**TASK INSTRUCTIONS**
Scan the entries below for the word "快捷方式" and copy every line where it turns up.
BEGIN EXERCISE DATA
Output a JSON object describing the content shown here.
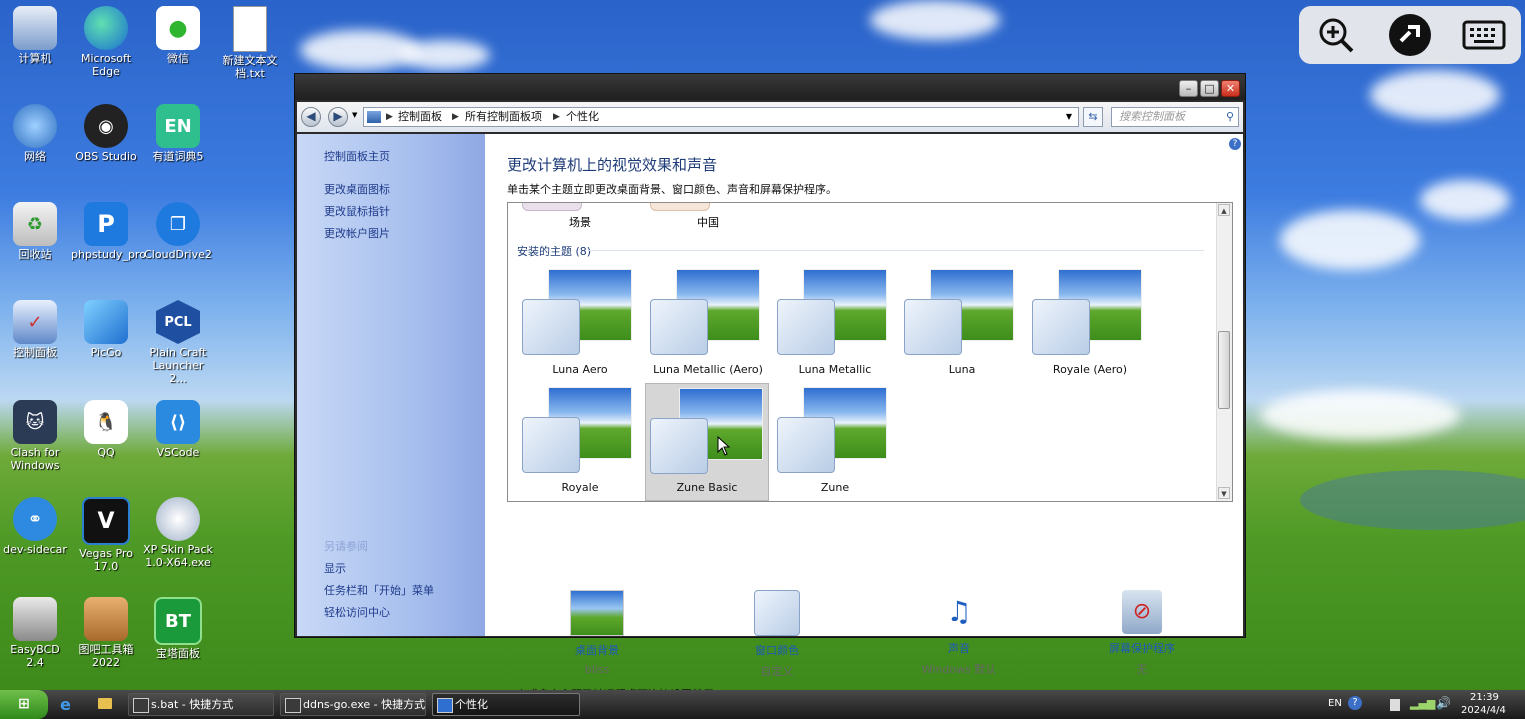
{
  "desktop": {
    "icons": [
      {
        "label": "计算机",
        "icon": "computer-icon"
      },
      {
        "label": "Microsoft Edge",
        "icon": "edge-icon"
      },
      {
        "label": "微信",
        "icon": "wechat-icon"
      },
      {
        "label": "新建文本文档.txt",
        "icon": "text-file-icon"
      },
      {
        "label": "网络",
        "icon": "network-icon"
      },
      {
        "label": "OBS Studio",
        "icon": "obs-icon"
      },
      {
        "label": "有道词典5",
        "icon": "dictionary-icon",
        "badge": "EN"
      },
      {
        "label": "回收站",
        "icon": "recycle-bin-icon"
      },
      {
        "label": "phpstudy_pro",
        "icon": "phpstudy-icon",
        "badge": "P"
      },
      {
        "label": "CloudDrive2",
        "icon": "clouddrive-icon"
      },
      {
        "label": "控制面板",
        "icon": "control-panel-icon"
      },
      {
        "label": "PicGo",
        "icon": "picgo-icon"
      },
      {
        "label": "Plain Craft Launcher 2...",
        "icon": "pcl-icon",
        "badge": "PCL"
      },
      {
        "label": "Clash for Windows",
        "icon": "clash-icon"
      },
      {
        "label": "QQ",
        "icon": "qq-icon"
      },
      {
        "label": "VSCode",
        "icon": "vscode-icon"
      },
      {
        "label": "dev-sidecar",
        "icon": "dev-sidecar-icon"
      },
      {
        "label": "Vegas Pro 17.0",
        "icon": "vegas-icon",
        "badge": "V"
      },
      {
        "label": "XP Skin Pack 1.0-X64.exe",
        "icon": "skin-pack-icon"
      },
      {
        "label": "EasyBCD 2.4",
        "icon": "easybcd-icon"
      },
      {
        "label": "图吧工具箱 2022",
        "icon": "toolbox-icon"
      },
      {
        "label": "宝塔面板",
        "icon": "bt-panel-icon",
        "badge": "BT"
      }
    ]
  },
  "window": {
    "breadcrumb": [
      "控制面板",
      "所有控制面板项",
      "个性化"
    ],
    "search_placeholder": "搜索控制面板",
    "sidebar": {
      "home": "控制面板主页",
      "links": [
        "更改桌面图标",
        "更改鼠标指针",
        "更改帐户图片"
      ],
      "see_also": "另请参阅",
      "bottom_links": [
        "显示",
        "任务栏和「开始」菜单",
        "轻松访问中心"
      ]
    },
    "title": "更改计算机上的视觉效果和声音",
    "subtitle": "单击某个主题立即更改桌面背景、窗口颜色、声音和屏幕保护程序。",
    "partial_themes": [
      "场景",
      "中国"
    ],
    "installed_group": "安装的主题 (8)",
    "themes": [
      {
        "name": "Luna Aero",
        "selected": false
      },
      {
        "name": "Luna Metallic (Aero)",
        "selected": false
      },
      {
        "name": "Luna Metallic",
        "selected": false
      },
      {
        "name": "Luna",
        "selected": false
      },
      {
        "name": "Royale (Aero)",
        "selected": false
      },
      {
        "name": "Royale",
        "selected": false
      },
      {
        "name": "Zune Basic",
        "selected": true
      },
      {
        "name": "Zune",
        "selected": false
      }
    ],
    "bottom": [
      {
        "label": "桌面背景",
        "value": "bliss",
        "icon": "desktop-background-icon"
      },
      {
        "label": "窗口颜色",
        "value": "自定义",
        "icon": "window-color-icon"
      },
      {
        "label": "声音",
        "value": "Windows 默认",
        "icon": "sound-icon"
      },
      {
        "label": "屏幕保护程序",
        "value": "无",
        "icon": "screensaver-icon"
      }
    ],
    "footnote": "一个或多个主题已被远程桌面连接设置禁用。"
  },
  "taskbar": {
    "tasks": [
      {
        "label": "s.bat - 快捷方式"
      },
      {
        "label": "ddns-go.exe - 快捷方式"
      },
      {
        "label": "个性化"
      }
    ],
    "lang": "EN",
    "time": "21:39",
    "date": "2024/4/4"
  },
  "colors": {
    "link": "#1e5bb8",
    "title": "#1e3c78",
    "sidebar": "#a8c0ee"
  }
}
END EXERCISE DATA
**WRITTEN REPLY**
        "label": "s.bat - 快捷方式"
        "label": "ddns-go.exe - 快捷方式"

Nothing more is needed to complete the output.